Entries from a dataset of interfaces:
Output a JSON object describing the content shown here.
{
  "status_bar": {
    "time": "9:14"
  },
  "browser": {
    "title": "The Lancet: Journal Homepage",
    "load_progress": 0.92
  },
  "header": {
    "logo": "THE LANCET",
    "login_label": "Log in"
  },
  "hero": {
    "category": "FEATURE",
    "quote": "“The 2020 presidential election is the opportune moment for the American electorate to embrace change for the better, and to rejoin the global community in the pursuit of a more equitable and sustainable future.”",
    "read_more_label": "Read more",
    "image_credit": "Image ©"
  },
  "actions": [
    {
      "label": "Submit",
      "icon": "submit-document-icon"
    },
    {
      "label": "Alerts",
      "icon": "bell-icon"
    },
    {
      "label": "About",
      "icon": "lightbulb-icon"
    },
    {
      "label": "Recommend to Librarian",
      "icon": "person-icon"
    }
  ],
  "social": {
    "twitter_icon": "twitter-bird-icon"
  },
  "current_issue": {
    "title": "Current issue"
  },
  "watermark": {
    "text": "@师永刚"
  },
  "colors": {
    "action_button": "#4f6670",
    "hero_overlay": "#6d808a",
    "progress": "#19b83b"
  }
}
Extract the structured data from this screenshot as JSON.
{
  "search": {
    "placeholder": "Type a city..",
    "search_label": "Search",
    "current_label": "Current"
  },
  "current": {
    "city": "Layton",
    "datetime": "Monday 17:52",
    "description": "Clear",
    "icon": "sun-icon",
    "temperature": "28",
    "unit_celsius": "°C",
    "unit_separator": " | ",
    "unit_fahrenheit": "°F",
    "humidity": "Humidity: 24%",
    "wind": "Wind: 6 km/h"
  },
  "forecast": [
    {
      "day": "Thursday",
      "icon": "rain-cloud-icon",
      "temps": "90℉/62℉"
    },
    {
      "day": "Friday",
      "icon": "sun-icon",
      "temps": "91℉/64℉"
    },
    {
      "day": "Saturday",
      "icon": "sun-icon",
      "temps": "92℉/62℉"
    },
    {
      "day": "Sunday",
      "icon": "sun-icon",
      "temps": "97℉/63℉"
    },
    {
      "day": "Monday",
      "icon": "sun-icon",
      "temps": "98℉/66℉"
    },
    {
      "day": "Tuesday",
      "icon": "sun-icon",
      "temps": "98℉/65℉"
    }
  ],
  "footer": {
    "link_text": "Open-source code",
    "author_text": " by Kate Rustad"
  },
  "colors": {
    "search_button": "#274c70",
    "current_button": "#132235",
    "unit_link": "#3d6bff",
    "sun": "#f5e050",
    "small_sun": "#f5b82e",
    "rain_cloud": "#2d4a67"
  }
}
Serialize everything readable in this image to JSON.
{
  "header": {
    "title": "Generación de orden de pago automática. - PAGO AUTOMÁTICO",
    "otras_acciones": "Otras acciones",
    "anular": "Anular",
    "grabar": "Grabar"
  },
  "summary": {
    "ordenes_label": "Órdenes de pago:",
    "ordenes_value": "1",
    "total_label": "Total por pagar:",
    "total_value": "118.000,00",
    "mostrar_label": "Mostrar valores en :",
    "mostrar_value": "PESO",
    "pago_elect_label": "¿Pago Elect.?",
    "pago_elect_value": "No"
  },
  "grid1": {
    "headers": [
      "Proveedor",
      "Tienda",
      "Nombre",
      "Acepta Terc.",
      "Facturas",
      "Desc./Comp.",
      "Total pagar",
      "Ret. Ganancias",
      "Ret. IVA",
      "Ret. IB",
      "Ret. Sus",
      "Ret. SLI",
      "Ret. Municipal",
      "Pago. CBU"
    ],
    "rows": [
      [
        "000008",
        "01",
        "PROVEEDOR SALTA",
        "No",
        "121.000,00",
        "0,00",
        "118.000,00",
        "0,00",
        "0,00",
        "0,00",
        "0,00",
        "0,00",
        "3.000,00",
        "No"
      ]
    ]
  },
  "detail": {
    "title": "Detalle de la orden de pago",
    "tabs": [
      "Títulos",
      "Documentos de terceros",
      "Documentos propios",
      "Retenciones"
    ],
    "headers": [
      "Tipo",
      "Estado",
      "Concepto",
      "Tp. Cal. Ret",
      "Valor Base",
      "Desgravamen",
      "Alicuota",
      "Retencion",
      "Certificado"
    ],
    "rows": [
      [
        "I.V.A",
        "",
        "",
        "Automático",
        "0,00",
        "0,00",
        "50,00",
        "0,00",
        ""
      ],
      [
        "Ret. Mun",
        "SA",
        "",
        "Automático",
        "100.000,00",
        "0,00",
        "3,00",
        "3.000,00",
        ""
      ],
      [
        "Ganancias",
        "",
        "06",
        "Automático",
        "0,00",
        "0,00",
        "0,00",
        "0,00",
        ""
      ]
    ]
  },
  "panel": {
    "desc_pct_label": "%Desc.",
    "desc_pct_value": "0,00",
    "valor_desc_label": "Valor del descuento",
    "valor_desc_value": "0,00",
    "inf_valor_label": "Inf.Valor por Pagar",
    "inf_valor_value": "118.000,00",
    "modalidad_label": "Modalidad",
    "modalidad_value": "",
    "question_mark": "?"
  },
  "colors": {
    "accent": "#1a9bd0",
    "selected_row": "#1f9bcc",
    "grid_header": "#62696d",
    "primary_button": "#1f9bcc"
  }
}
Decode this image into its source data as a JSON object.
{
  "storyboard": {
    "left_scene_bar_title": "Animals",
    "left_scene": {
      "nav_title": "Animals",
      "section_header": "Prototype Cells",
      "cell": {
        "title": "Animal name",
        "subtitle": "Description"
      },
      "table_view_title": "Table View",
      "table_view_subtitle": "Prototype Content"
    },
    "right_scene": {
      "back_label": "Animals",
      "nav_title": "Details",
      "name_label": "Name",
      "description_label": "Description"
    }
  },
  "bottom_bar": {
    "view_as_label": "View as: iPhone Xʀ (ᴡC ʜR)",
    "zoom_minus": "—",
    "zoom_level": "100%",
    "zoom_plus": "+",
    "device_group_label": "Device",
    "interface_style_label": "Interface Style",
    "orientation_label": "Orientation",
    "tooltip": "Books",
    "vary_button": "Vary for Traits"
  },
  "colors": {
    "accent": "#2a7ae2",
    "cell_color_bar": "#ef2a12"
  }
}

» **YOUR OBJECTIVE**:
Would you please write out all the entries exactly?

» **EXERCISE RESPONSE**:
Output a JSON object describing the content shown here.
{
  "status_bar": {
    "time": "9:14"
  },
  "browser": {
    "title": "The Lancet: Journal Homepage",
    "load_progress": 0.92
  },
  "header": {
    "logo": "THE LANCET",
    "login_label": "Log in"
  },
  "hero": {
    "category": "FEATURE",
    "quote": "“The 2020 presidential election is the opportune moment for the American electorate to embrace change for the better, and to rejoin the global community in the pursuit of a more equitable and sustainable future.”",
    "read_more_label": "Read more",
    "image_credit": "Image ©"
  },
  "actions": [
    {
      "label": "Submit",
      "icon": "submit-document-icon"
    },
    {
      "label": "Alerts",
      "icon": "bell-icon"
    },
    {
      "label": "About",
      "icon": "lightbulb-icon"
    },
    {
      "label": "Recommend to Librarian",
      "icon": "person-icon"
    }
  ],
  "social": {
    "twitter_icon": "twitter-bird-icon"
  },
  "current_issue": {
    "title": "Current issue"
  },
  "watermark": {
    "text": "@师永刚"
  },
  "colors": {
    "action_button": "#4f6670",
    "hero_overlay": "#6d808a",
    "progress": "#19b83b"
  }
}
Extract the structured data from this screenshot as JSON.
{
  "search": {
    "placeholder": "Type a city..",
    "search_label": "Search",
    "current_label": "Current"
  },
  "current": {
    "city": "Layton",
    "datetime": "Monday 17:52",
    "description": "Clear",
    "icon": "sun-icon",
    "temperature": "28",
    "unit_celsius": "°C",
    "unit_separator": " | ",
    "unit_fahrenheit": "°F",
    "humidity": "Humidity: 24%",
    "wind": "Wind: 6 km/h"
  },
  "forecast": [
    {
      "day": "Thursday",
      "icon": "rain-cloud-icon",
      "temps": "90℉/62℉"
    },
    {
      "day": "Friday",
      "icon": "sun-icon",
      "temps": "91℉/64℉"
    },
    {
      "day": "Saturday",
      "icon": "sun-icon",
      "temps": "92℉/62℉"
    },
    {
      "day": "Sunday",
      "icon": "sun-icon",
      "temps": "97℉/63℉"
    },
    {
      "day": "Monday",
      "icon": "sun-icon",
      "temps": "98℉/66℉"
    },
    {
      "day": "Tuesday",
      "icon": "sun-icon",
      "temps": "98℉/65℉"
    }
  ],
  "footer": {
    "link_text": "Open-source code",
    "author_text": " by Kate Rustad"
  },
  "colors": {
    "search_button": "#274c70",
    "current_button": "#132235",
    "unit_link": "#3d6bff",
    "sun": "#f5e050",
    "small_sun": "#f5b82e",
    "rain_cloud": "#2d4a67"
  }
}
Serialize everything readable in this image to JSON.
{
  "header": {
    "title": "Generación de orden de pago automática. - PAGO AUTOMÁTICO",
    "otras_acciones": "Otras acciones",
    "anular": "Anular",
    "grabar": "Grabar"
  },
  "summary": {
    "ordenes_label": "Órdenes de pago:",
    "ordenes_value": "1",
    "total_label": "Total por pagar:",
    "total_value": "118.000,00",
    "mostrar_label": "Mostrar valores en :",
    "mostrar_value": "PESO",
    "pago_elect_label": "¿Pago Elect.?",
    "pago_elect_value": "No"
  },
  "grid1": {
    "headers": [
      "Proveedor",
      "Tienda",
      "Nombre",
      "Acepta Terc.",
      "Facturas",
      "Desc./Comp.",
      "Total pagar",
      "Ret. Ganancias",
      "Ret. IVA",
      "Ret. IB",
      "Ret. Sus",
      "Ret. SLI",
      "Ret. Municipal",
      "Pago. CBU"
    ],
    "rows": [
      [
        "000008",
        "01",
        "PROVEEDOR SALTA",
        "No",
        "121.000,00",
        "0,00",
        "118.000,00",
        "0,00",
        "0,00",
        "0,00",
        "0,00",
        "0,00",
        "3.000,00",
        "No"
      ]
    ]
  },
  "detail": {
    "title": "Detalle de la orden de pago",
    "tabs": [
      "Títulos",
      "Documentos de terceros",
      "Documentos propios",
      "Retenciones"
    ],
    "headers": [
      "Tipo",
      "Estado",
      "Concepto",
      "Tp. Cal. Ret",
      "Valor Base",
      "Desgravamen",
      "Alicuota",
      "Retencion",
      "Certificado"
    ],
    "rows": [
      [
        "I.V.A",
        "",
        "",
        "Automático",
        "0,00",
        "0,00",
        "50,00",
        "0,00",
        ""
      ],
      [
        "Ret. Mun",
        "SA",
        "",
        "Automático",
        "100.000,00",
        "0,00",
        "3,00",
        "3.000,00",
        ""
      ],
      [
        "Ganancias",
        "",
        "06",
        "Automático",
        "0,00",
        "0,00",
        "0,00",
        "0,00",
        ""
      ]
    ]
  },
  "panel": {
    "desc_pct_label": "%Desc.",
    "desc_pct_value": "0,00",
    "valor_desc_label": "Valor del descuento",
    "valor_desc_value": "0,00",
    "inf_valor_label": "Inf.Valor por Pagar",
    "inf_valor_value": "118.000,00",
    "modalidad_label": "Modalidad",
    "modalidad_value": "",
    "question_mark": "?"
  },
  "colors": {
    "accent": "#1a9bd0",
    "selected_row": "#1f9bcc",
    "grid_header": "#62696d",
    "primary_button": "#1f9bcc"
  }
}
Decode this image into its source data as a JSON object.
{
  "storyboard": {
    "left_scene_bar_title": "Animals",
    "left_scene": {
      "nav_title": "Animals",
      "section_header": "Prototype Cells",
      "cell": {
        "title": "Animal name",
        "subtitle": "Description"
      },
      "table_view_title": "Table View",
      "table_view_subtitle": "Prototype Content"
    },
    "right_scene": {
      "back_label": "Animals",
      "nav_title": "Details",
      "name_label": "Name",
      "description_label": "Description"
    }
  },
  "bottom_bar": {
    "view_as_label": "View as: iPhone Xʀ (ᴡC ʜR)",
    "zoom_minus": "—",
    "zoom_level": "100%",
    "zoom_plus": "+",
    "device_group_label": "Device",
    "interface_style_label": "Interface Style",
    "orientation_label": "Orientation",
    "tooltip": "Books",
    "vary_button": "Vary for Traits"
  },
  "colors": {
    "accent": "#2a7ae2",
    "cell_color_bar": "#ef2a12"
  }
}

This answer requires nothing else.